Gail Heriot at the RightCoast posts on the appearance that Ropes and Gray may have ceased to represent an unpopular client because of opposition from Harvard law students. The unpopular client was Catholic Charities of Boston:
If yesterday's Boston Globe story is to be believed, the estimable Ropes & Gray attorneys may have been intimidated into abandoning an existing client by a group of (gasp!) unhappy Harvard law students who threatened not to like them anymore.
Up until two weeks ago, Ropes & Gray represented Catholic Charities of Boston, which in addition to its other charitable work, provided adoption services. In particular, it excelled in "hard to adopt cases" in which the child involved was older than the average adopted child, handicapped, or bore the scars of abuse or addiction. Catholic Charities came under fire, because its policy was not to place children with gay couples, and Massachusetts law now prohibits adoption agencies from discriminating on the basis of sexual orientation. Catholic Charities felt it could not abandon Catholic teachings in this area and apparently sought a religious dispensation from the law.
This did not sit well with Harvard's gay and lesbian students, according to the Boston Globe. . . .

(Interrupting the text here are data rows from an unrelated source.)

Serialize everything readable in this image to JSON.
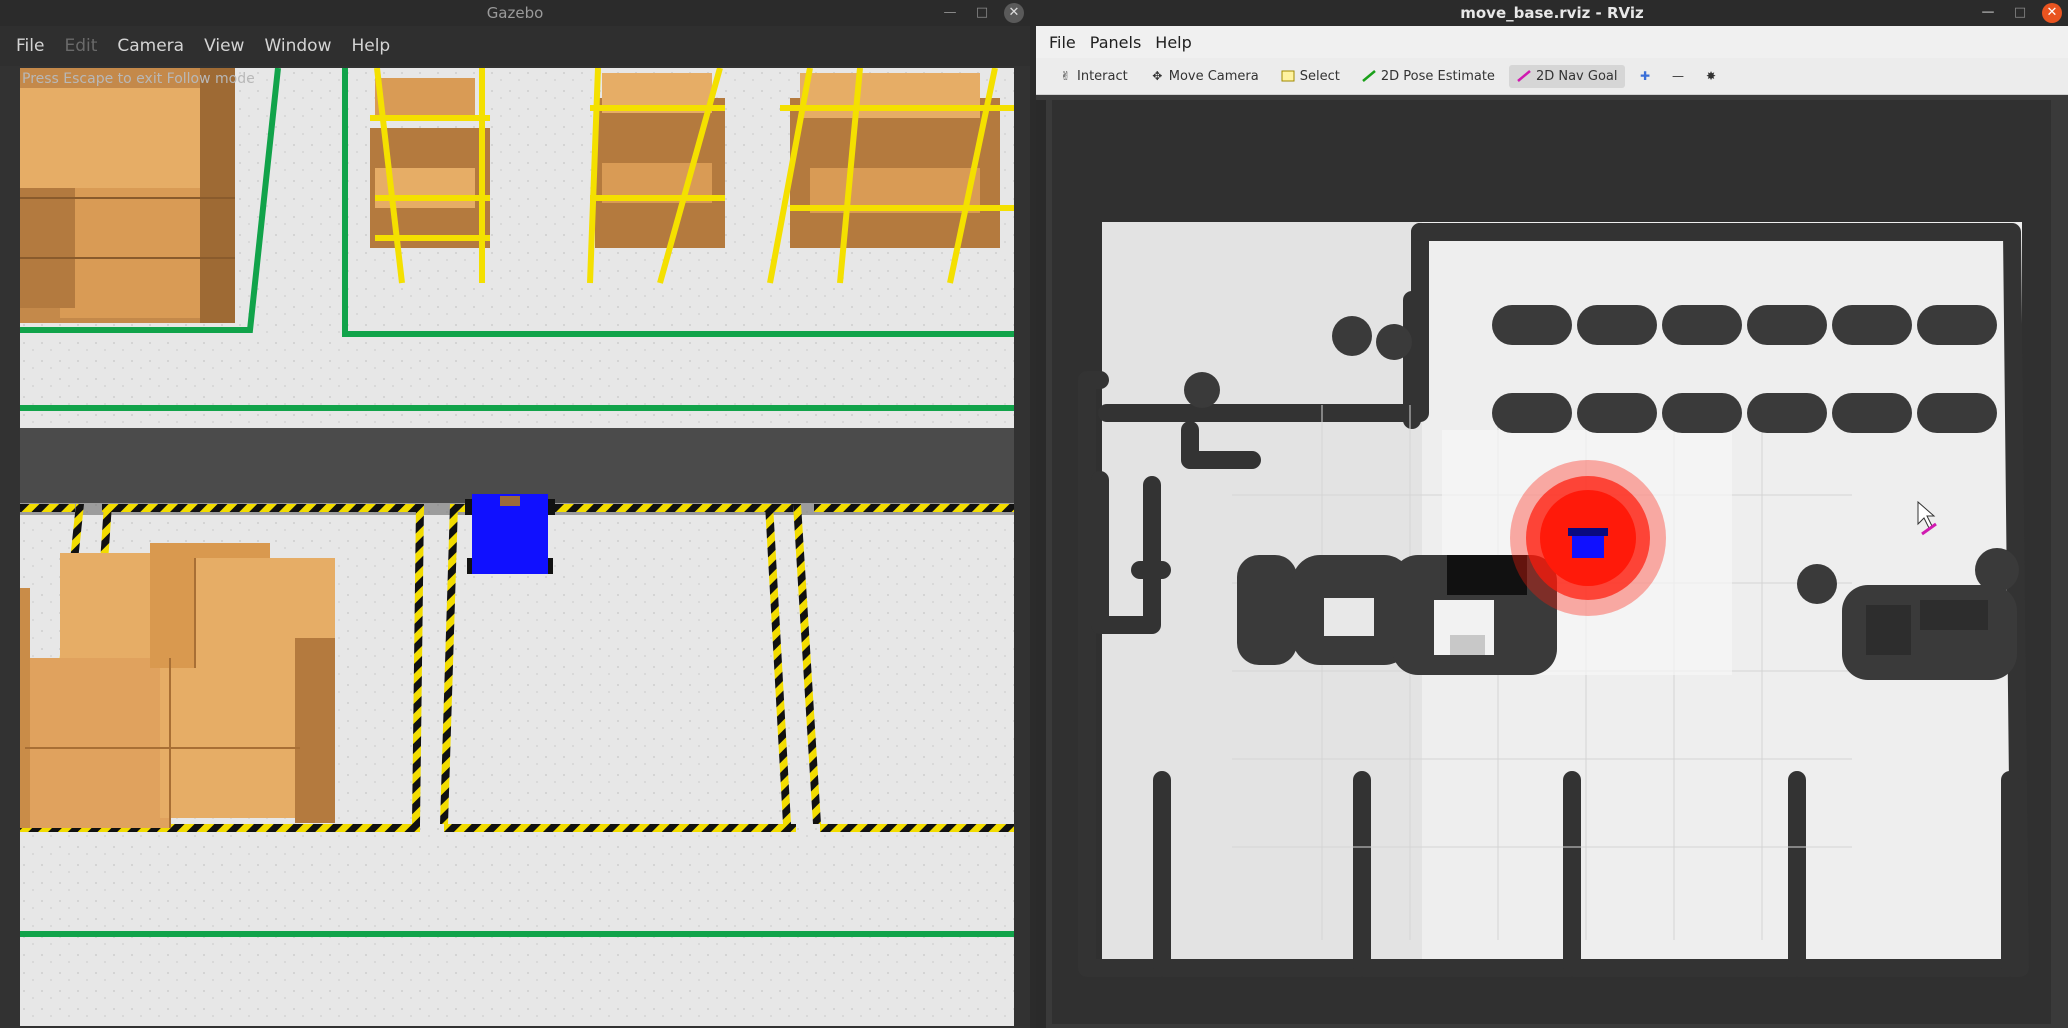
{
  "gazebo": {
    "title": "Gazebo",
    "menu": [
      "File",
      "Edit",
      "Camera",
      "View",
      "Window",
      "Help"
    ],
    "menu_disabled": [
      "Edit"
    ],
    "hint": "Press Escape to exit Follow mode"
  },
  "rviz": {
    "title": "move_base.rviz - RViz",
    "menu": [
      "File",
      "Panels",
      "Help"
    ],
    "tools": [
      {
        "label": "Interact",
        "icon": "hand-icon"
      },
      {
        "label": "Move Camera",
        "icon": "camera-move-icon"
      },
      {
        "label": "Select",
        "icon": "select-box-icon"
      },
      {
        "label": "2D Pose Estimate",
        "icon": "green-arrow-icon"
      },
      {
        "label": "2D Nav Goal",
        "icon": "pink-arrow-icon",
        "active": true
      },
      {
        "label": "",
        "icon": "crosshair-plus-icon"
      },
      {
        "label": "",
        "icon": "minus-icon"
      },
      {
        "label": "",
        "icon": "target-icon"
      }
    ]
  },
  "colors": {
    "floor": "#e6e6e6",
    "aisle": "#4b4b4b",
    "shelf_yellow": "#f4e000",
    "box": "#e6ad66",
    "robot": "#1010ff",
    "line_green": "#11a34a",
    "map_free": "#eeeeee",
    "map_wall": "#333333",
    "particles": "#ff1a0a",
    "accent": "#e95420"
  }
}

Of course, Ropes & Gray does not admit that it was intimidated by a bunch of law students. (Startlingly, however, it does not deny it.) But the ONLY acceptable response to a bunch snot-nosed brats telling it whom to represent is to tell them to take a hike. If Ropes & Gray had been even considering terminating its representation of Catholic Charities for any reason before receiving the student threats (or even a whiff of threats), it should have insisted on continuing once that message was received. And that would be true whether the students were angry because Catholic Charities opposes gay adoptions, angry because it supports them or just plain angry. Even appearing to cave to such tactics is inappropriate. And an attorney who fails to understand this isn't fit to appear before a court of law.
If law students begin lobbying to prevent lawyers from representing unethical or unpopular clients (and I don't pretend to know precisely what happened with Ropes & Gray), I would think that reformist students would start with their own law school criminal clinics, where in most clinics a large number of their clients have done very bad things to innocent people. Or maybe idealistic students can switch their law school criminal clinics to working on the prosecution side to avoid representing the most unpopular clients (though, of course, not all prosecutors are always ethical).
If this "reform" does not strike people as an attractive switch, then perhaps they might take seriously Professor Heriot's admonition to continue to represent unpopular clients.